Hearts Touched with Fire: How Great Leaders Are Made
Simon & Schuster (May 2022)
“To strive, to seek, to find, and not to yield.” Tennyson’s Ulysses
As I began to read this book, I was again reminded that Max Weber, a prominent sociologist in the early 1900s, originated the terminology for three dominant kinds of leadership styles: charismatic, bureaucratic, and traditional. He maintained that leaders embody all three kinds of authority models in different proportions or ratios.
Opinions differ — sometimes widely — about the importance of charisma. (It reminds me of an especially pleasant fragrance. Smells good but don’t drink it.) The title of David Gergen’s latest book was suggested by Oliver Wendell Holmes Jr. during a Memorial Day speech in 1884: “As life is action and passion, it is required of a man that he should share the passion and action of his time at peril of being judged not to have lived…Through our great good fortune, in our youth, our hearts were touched with fire. It was given to us to learn at the outset that life is a profound and passionate thing.” Holmes had served in the Civil War but could have been describing almost any situation of comparable stress and severe personal danger.
Some men and women seem to be anointed by a divine source, their hearts set ablaze with exceptional courage amidst great perils. That’s how Homer describes Achilles in the Iliad and that’s how most of the citations describe the heroic actions of those awarded a Medal of Honor or Victoria’s Cross. There are others, such as Tennyson’s Ulysses who, keep that heroic “flame” well into even into their twilight years. Whatever their age and condition, however, great leaders all seem to have a compelling presence (a “glow,” an aura) that attracts attention and elicits respect and admiration…often devotion.
Gergen has carefully observed all manner of leaders throughout his illustrious career thus far. A White House advisor to four Presidents (Nixon, Ford, Reagan, and Clinton), Gergen has been associated with leadership at the highest levels of government in the United States and countless other countries. Moreover, he is a keen student of leadership in other areas of human experience dating back to ancient times. And he has also gained an even wider and deeper understanding of high-impact leadership as a founding director and professor at the Center for Public Leadership at the Harvard Kennedy School. For more than two decades, he has also been a senior political analyst for CNN.

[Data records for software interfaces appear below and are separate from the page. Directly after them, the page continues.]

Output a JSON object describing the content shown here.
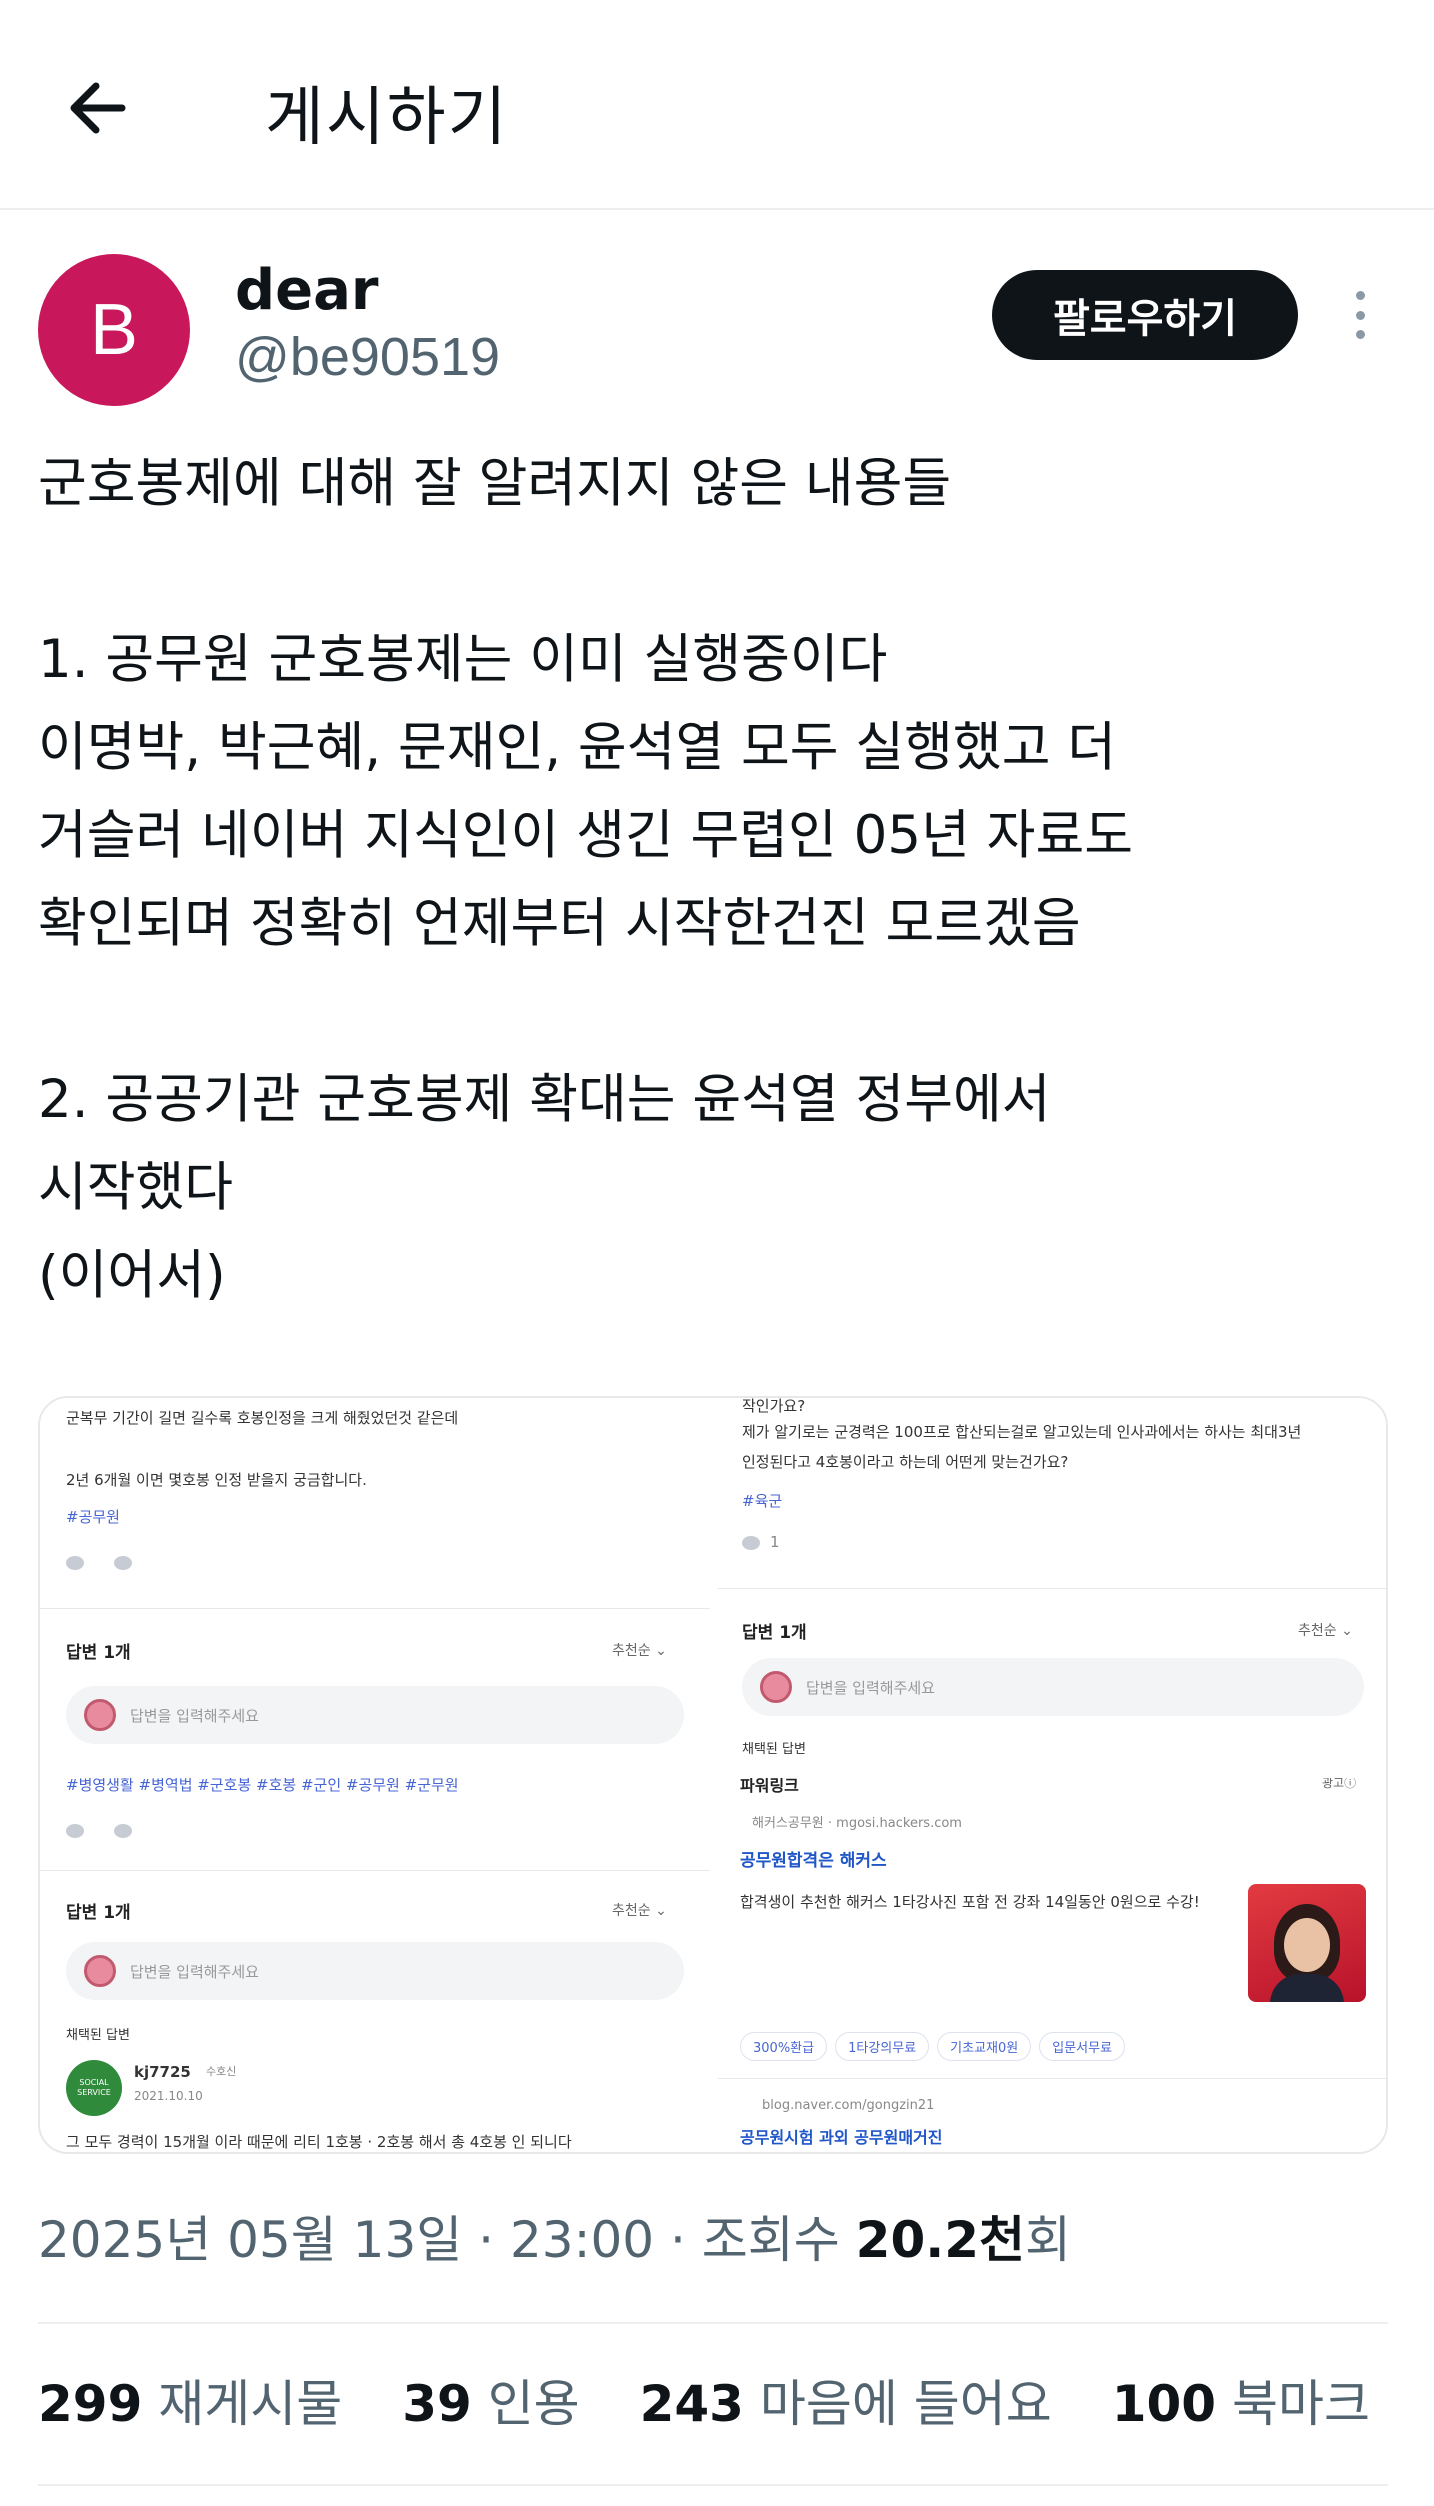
{
  "header": {
    "title": "게시하기",
    "back_icon": "arrow-left-icon"
  },
  "author": {
    "avatar_letter": "B",
    "avatar_color": "#c8175b",
    "name": "dear",
    "handle": "@be90519"
  },
  "follow_label": "팔로우하기",
  "post_lines": [
    "군호봉제에 대해 잘 알려지지 않은 내용들",
    "",
    "1. 공무원 군호봉제는 이미 실행중이다",
    "이명박, 박근혜, 문재인, 윤석열 모두 실행했고 더",
    "거슬러 네이버 지식인이 생긴 무렵인 05년 자료도",
    "확인되며 정확히 언제부터 시작한건진 모르겠음",
    "",
    "2. 공공기관 군호봉제 확대는 윤석열 정부에서",
    "시작했다",
    "(이어서)"
  ],
  "media": {
    "tl": {
      "line1": "군복무 기간이 길면 길수록 호봉인정을 크게 해줬었던것 같은데",
      "line2": "2년 6개월 이면 몇호봉 인정 받을지 궁금합니다.",
      "tag": "#공무원",
      "answers": "답변 1개",
      "sort": "추천순 ⌄",
      "reply_placeholder": "답변을 입력해주세요"
    },
    "tr": {
      "line0": "작인가요?",
      "line1": "제가 알기로는 군경력은 100프로 합산되는걸로 알고있는데 인사과에서는 하사는 최대3년",
      "line2": "인정된다고 4호봉이라고 하는데 어떤게 맞는건가요?",
      "tag": "#육군",
      "count": "1",
      "answers": "답변 1개",
      "sort": "추천순 ⌄",
      "reply_placeholder": "답변을 입력해주세요",
      "chosen": "채택된 답변"
    },
    "bl": {
      "tags": "#병영생활 #병역법 #군호봉 #호봉 #군인 #공무원 #군무원",
      "answers": "답변 1개",
      "sort": "추천순 ⌄",
      "reply_placeholder": "답변을 입력해주세요",
      "chosen": "채택된 답변",
      "user": "kj7725",
      "user_badge": "수호신",
      "date": "2021.10.10",
      "badge_text": "SOCIAL SERVICE",
      "cut_line": "그 모두 경력이 15개월 이라 때문에 리티 1호봉 · 2호봉 해서 총 4호봉 인 되니다"
    },
    "br": {
      "header": "파워링크",
      "ad_label": "광고ⓘ",
      "source": "해커스공무원 · mgosi.hackers.com",
      "title": "공무원합격은 해커스",
      "desc": "합격생이 추천한 해커스 1타강사진 포함 전 강좌 14일동안 0원으로 수강!",
      "chips": [
        "300%환급",
        "1타강의무료",
        "기초교재0원",
        "입문서무료"
      ],
      "source2": "blog.naver.com/gongzin21",
      "title2": "공무원시험 과외 공무원매거진"
    }
  },
  "meta": {
    "date": "2025년 05월 13일",
    "dot1": " · ",
    "time": "23:00",
    "dot2": " · ",
    "views_label": "조회수 ",
    "views_value": "20.2천",
    "views_suffix": "회"
  },
  "stats": {
    "reposts_num": "299",
    "reposts_label": "재게시물",
    "quotes_num": "39",
    "quotes_label": "인용",
    "likes_num": "243",
    "likes_label": "마음에 들어요",
    "bookmarks_num": "100",
    "bookmarks_label": "북마크"
  }
}
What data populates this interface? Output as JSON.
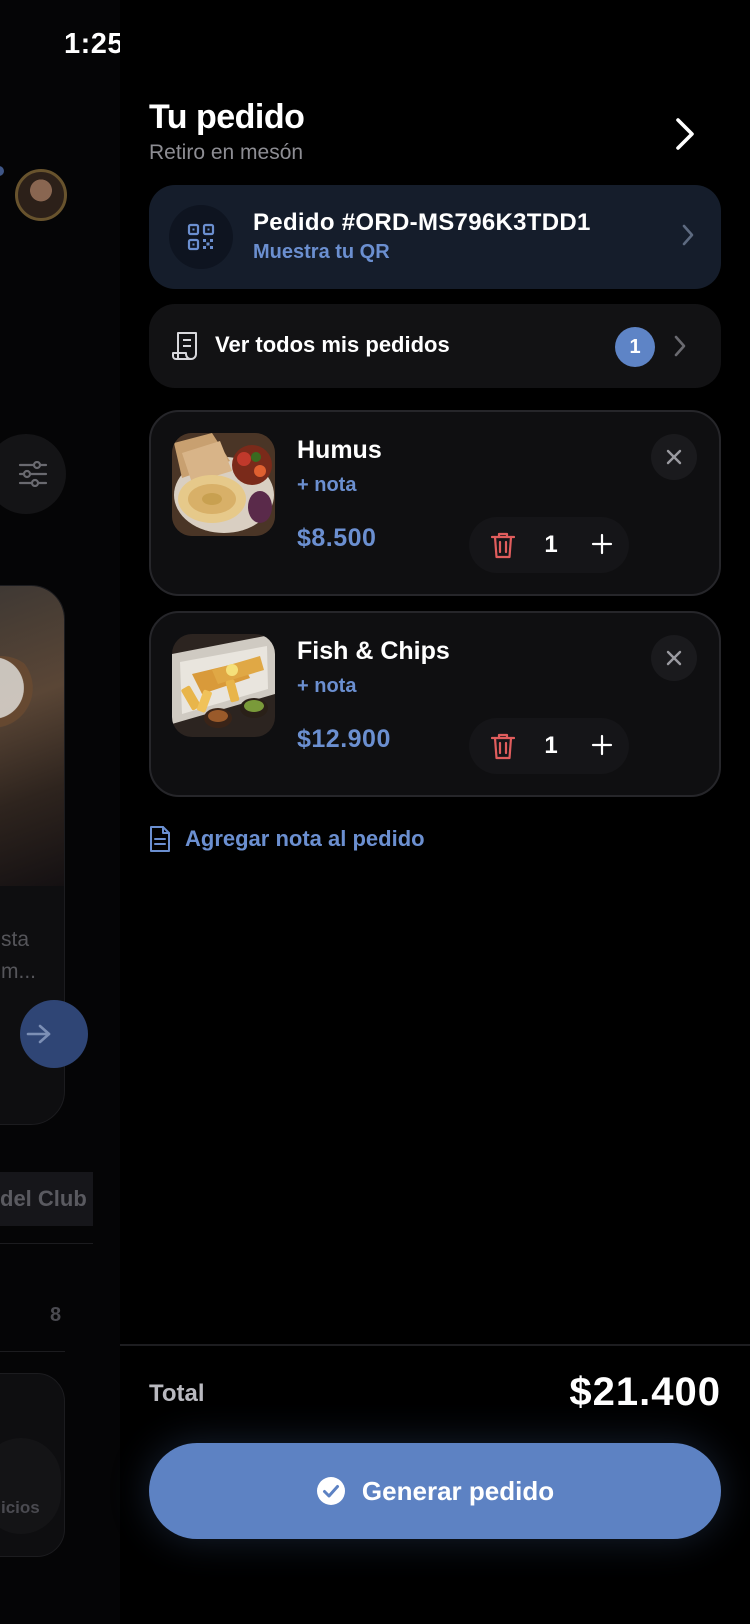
{
  "status_bar": {
    "time": "1:25"
  },
  "background": {
    "card_text_line1": "sta",
    "card_text_line2": "m...",
    "club_label": "del Club",
    "count": "8",
    "services_label": "icios"
  },
  "drawer": {
    "title": "Tu pedido",
    "subtitle": "Retiro en mesón",
    "active_order": {
      "id": "Pedido #ORD-MS796K3TDD1",
      "qr_label": "Muestra tu QR"
    },
    "all_orders": {
      "label": "Ver todos mis pedidos",
      "badge": "1"
    },
    "items": [
      {
        "name": "Humus",
        "note_label": "+ nota",
        "price": "$8.500",
        "quantity": "1"
      },
      {
        "name": "Fish & Chips",
        "note_label": "+ nota",
        "price": "$12.900",
        "quantity": "1"
      }
    ],
    "add_note_label": "Agregar nota al pedido",
    "total_label": "Total",
    "total_value": "$21.400",
    "generate_label": "Generar pedido"
  },
  "colors": {
    "accent": "#5d82c3",
    "link": "#6b8fd0",
    "danger": "#e05d5d",
    "order_card_bg": "#151d2b"
  }
}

Gergen shares his experiences and thoughts about accelerating leadership development in response to questions such as these:
“What are the defining characteristics of a great leader?”
“Are they born or made?…and if made, how?”
“What has greatest appeal to those who consider following them?”
“How best to measure their effectiveness (i.e. nature and extent of their positive impact)?”
“What are the most valuable lessons to be learned from Theodore Roosevelt’s “The Man in the Arena” speech?
These are among the other passages of greatest interest and value to me, also listed to suggest the scope of Gergen’s coverage:
o Leadership of Conviction and Humility (Pages 25-29)
o Leadership of Grit and Ambition (29-33)
o Leadership of Character and Honor (33-37)
o Launching Your Career (56-59)
o Finding Mentors, Coaches, and Role Models (64-69)
o The Role of Sponsors (69-70)
o Constructing Your Owen Moral Compass (73-77)
o A Soldier’s Flaming Crucible (84-89)
o The Necessity of Moral Purpose (116-119)
o Managing Your Boss (124-130)
o Basics in Building a Good Team (138-143)
o Turning a Good Team into a Great One (143-149)
o Finding Your Public Voice (158-160)
o The Basics of Public Speaking (161-164)
o The Convergence of Inner and Outer Journeys (174-178)
o The Dangers of Self-Derailment (188-190)
o Common Failures and Their Antidotes (190-196)
o Adapting to a VUCA World (203-204)
o An Ostrich Nation (211-217)
o Learning from History (219-225)
David Gergen wrote this book for several reasons and one of the most important, in my opinion, is to share everything of value that he has learned over the years with as many people as possible, both potential leaders and others who could also help to nourish and support the development of new leaders. Joseph Campbell characterizes that process as a two-part journey: one that is inner and another that is outer. One key factor: personal growth and professional development are interdependent. “As the late Warren Bennis, a leadership guru and great friend, has argued, becoming a leader is fundamentally the same as becoming a fully developed person. You can have companions along the way, but ultimately you must make the journey yourself.”
Those who share my high regard for this book are urged to check out two others: Nancy Koehn’s Forged in Crisis: The Power of Courageous Leadership in Turbulent Times (2017) and Doris Kearns Goodwin’s Leadership: In Turbulent Times (2018). These two books plus Hearts Touched with Fire should be among the primary sources and resources for any organizational program or individual initiative to develop great leadership, especially now when the need for it is far greater than any prior time I can recall.